“They targeted a rally of the Balochistan Awami Party,” said Bangulzai.
The party’s candidate Siraj Raisani was among those killed in the attack, his borther Lashkari Raisani said to Media by phone.
According to Bangulzai, at least 30 more were wounded in that attack.
“Security has been increased in the whole province, he said. “We do not want a repeat of this, all the candidates will be advised and given further security.”
Raisani is running for election to the provincial assembly in his home district of Mastung, where the attack took place.

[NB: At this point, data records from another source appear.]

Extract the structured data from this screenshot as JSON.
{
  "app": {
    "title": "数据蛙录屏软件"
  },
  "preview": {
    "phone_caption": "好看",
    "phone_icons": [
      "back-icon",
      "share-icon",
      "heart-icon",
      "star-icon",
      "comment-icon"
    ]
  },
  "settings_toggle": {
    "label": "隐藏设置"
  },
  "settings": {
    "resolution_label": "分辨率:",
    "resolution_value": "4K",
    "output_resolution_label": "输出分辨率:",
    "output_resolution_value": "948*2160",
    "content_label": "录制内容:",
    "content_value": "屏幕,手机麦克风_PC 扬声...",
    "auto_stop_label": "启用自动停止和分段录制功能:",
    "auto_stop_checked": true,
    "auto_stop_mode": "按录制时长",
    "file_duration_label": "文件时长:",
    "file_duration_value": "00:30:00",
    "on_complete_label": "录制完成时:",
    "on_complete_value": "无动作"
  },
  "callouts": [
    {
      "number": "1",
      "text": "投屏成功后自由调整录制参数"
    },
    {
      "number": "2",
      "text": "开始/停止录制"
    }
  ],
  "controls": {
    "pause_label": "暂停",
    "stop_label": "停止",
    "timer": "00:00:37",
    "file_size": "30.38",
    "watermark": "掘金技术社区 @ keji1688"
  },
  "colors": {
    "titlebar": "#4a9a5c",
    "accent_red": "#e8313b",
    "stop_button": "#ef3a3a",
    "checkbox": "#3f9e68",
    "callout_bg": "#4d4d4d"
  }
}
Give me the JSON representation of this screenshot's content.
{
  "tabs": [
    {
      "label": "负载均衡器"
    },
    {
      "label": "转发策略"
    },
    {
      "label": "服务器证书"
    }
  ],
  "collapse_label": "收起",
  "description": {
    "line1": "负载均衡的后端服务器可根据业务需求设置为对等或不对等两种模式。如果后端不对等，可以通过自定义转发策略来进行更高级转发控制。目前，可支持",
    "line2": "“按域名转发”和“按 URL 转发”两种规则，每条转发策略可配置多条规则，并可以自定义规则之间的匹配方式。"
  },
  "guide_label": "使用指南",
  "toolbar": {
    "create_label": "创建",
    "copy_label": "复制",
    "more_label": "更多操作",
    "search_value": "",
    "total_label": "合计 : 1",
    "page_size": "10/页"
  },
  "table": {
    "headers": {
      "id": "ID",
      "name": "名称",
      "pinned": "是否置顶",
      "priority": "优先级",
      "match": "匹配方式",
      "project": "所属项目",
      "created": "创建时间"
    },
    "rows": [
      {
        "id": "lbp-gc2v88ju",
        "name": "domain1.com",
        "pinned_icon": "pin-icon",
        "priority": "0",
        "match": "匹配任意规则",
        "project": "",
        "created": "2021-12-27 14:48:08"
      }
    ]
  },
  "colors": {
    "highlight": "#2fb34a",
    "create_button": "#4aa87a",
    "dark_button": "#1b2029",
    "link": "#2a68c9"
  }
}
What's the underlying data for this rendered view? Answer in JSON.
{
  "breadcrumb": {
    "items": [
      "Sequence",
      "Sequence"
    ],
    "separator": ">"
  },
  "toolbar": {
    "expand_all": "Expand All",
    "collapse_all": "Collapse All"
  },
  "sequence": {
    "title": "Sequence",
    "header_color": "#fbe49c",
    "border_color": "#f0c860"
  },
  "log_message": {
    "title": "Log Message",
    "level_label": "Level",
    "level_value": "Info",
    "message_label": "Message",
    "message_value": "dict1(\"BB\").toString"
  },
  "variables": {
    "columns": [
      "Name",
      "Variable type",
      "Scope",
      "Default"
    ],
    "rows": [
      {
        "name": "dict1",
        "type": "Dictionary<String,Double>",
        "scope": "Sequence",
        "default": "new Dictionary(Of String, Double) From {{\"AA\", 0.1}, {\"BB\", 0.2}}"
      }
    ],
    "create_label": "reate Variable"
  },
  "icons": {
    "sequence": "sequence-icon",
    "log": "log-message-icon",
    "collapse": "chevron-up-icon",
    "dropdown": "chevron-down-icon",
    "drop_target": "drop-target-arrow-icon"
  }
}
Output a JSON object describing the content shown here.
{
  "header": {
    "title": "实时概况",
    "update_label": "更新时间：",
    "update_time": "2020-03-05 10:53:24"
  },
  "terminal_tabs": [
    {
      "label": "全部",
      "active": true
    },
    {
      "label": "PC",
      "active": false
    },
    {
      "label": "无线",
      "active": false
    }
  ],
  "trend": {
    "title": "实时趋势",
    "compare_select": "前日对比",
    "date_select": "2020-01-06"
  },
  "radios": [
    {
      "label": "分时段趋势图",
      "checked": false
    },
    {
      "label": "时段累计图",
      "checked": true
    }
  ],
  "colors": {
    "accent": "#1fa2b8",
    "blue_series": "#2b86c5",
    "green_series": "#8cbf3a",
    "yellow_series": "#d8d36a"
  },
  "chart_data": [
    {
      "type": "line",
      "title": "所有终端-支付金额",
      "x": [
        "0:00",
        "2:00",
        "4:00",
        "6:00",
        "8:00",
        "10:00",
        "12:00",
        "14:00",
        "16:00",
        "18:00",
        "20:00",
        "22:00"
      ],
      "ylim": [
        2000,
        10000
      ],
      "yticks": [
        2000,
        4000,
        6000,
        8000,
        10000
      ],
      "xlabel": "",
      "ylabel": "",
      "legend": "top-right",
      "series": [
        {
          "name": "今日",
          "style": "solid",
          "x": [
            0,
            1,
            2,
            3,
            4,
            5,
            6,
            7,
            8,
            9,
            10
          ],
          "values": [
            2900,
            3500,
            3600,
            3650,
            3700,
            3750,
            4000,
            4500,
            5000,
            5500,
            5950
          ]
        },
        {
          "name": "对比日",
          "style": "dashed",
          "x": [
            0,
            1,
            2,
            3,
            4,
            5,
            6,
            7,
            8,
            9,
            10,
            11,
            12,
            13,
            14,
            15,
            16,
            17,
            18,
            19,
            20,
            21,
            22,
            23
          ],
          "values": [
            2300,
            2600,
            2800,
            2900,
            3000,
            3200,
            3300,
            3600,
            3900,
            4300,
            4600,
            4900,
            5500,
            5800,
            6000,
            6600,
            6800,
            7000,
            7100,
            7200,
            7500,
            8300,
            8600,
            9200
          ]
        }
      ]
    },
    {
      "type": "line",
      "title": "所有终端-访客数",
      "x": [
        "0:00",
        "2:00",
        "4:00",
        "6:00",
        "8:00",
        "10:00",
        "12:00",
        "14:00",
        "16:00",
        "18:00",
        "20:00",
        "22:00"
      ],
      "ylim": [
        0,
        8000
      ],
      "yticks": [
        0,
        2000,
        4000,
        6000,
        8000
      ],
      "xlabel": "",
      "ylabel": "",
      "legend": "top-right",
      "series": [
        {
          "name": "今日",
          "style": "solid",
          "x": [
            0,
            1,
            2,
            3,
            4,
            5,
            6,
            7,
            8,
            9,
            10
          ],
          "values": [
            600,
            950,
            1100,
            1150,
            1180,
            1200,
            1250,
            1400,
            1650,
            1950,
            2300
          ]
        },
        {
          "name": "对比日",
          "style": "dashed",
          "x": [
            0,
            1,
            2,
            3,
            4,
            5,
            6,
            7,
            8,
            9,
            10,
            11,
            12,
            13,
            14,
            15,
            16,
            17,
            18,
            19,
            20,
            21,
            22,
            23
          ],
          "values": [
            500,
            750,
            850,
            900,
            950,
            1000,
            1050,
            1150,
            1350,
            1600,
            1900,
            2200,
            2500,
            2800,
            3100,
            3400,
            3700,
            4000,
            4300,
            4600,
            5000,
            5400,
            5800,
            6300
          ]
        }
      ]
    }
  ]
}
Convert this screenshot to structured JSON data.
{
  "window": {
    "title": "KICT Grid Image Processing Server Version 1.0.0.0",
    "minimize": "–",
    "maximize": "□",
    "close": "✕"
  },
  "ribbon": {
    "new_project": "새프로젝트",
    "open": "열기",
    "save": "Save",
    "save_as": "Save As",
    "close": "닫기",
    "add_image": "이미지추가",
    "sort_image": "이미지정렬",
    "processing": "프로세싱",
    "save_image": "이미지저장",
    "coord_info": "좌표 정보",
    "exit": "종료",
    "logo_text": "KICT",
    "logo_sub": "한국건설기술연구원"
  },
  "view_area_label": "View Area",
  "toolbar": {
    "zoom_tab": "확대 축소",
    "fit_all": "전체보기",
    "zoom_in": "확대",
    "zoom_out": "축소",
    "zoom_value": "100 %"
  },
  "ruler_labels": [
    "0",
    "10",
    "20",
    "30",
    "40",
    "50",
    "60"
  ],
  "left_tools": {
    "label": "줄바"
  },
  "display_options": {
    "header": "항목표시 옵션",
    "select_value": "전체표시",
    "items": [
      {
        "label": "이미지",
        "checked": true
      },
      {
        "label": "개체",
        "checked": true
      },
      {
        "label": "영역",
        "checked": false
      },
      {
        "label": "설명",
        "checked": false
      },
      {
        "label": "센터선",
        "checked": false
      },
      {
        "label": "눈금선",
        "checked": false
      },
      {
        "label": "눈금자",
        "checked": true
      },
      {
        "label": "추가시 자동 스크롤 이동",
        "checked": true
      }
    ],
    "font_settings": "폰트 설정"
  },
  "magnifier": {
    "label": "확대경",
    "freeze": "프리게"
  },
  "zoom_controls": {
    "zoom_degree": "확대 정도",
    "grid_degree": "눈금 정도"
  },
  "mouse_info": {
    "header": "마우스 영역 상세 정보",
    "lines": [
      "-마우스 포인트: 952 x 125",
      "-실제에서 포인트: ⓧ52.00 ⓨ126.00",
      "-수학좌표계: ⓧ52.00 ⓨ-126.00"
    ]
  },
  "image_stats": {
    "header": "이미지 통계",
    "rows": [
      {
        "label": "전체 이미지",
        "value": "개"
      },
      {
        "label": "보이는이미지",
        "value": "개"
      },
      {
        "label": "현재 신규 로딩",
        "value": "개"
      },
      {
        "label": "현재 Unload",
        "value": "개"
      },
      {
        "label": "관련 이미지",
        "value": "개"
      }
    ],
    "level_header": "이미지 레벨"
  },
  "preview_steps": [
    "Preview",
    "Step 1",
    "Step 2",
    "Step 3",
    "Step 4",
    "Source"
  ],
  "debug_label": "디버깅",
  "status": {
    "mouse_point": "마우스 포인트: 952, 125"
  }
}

The area has been the site of several attacks by the Lashkar-e-Jhangvi (LeJ) armed group, although those have mostly targeted Shia Muslim pilgrims bound for Iran.
Explosion in Bannu
Earlier on Friday, another explosion targeted an election rally in the northwest town of Bannu, police said, killing at least four people, and wounding 19 others.
The blast occurred just after a rally hosted by the JUI-F religious political party ended on Friday morning, said a police official, speaking on condition of anonymity.
“The rally was in the Huwaid area, and the explosion occurred as people were dispersing after the rally,” said the official. “It was an IED [Improvised Explosive Device] planted in a motorcycle and set off by remote control.”
That attack was claimed by the Tehreek-e-Taliban Pakistan (TTP), which also claimed an attack that killed Bilour’s father, a staunch opponent of the armed group, in 2012.
Friday’s attacks has stoked fears of a return to the pre-poll violence that saw more than 158 people killed in the six weeks leading to the last election in 2013, according to data from the Pakistan Institute of Peace Studies research organisation.
Sporadic high-casualty attacks, however, have continued to target both civilian and security forces targets since then.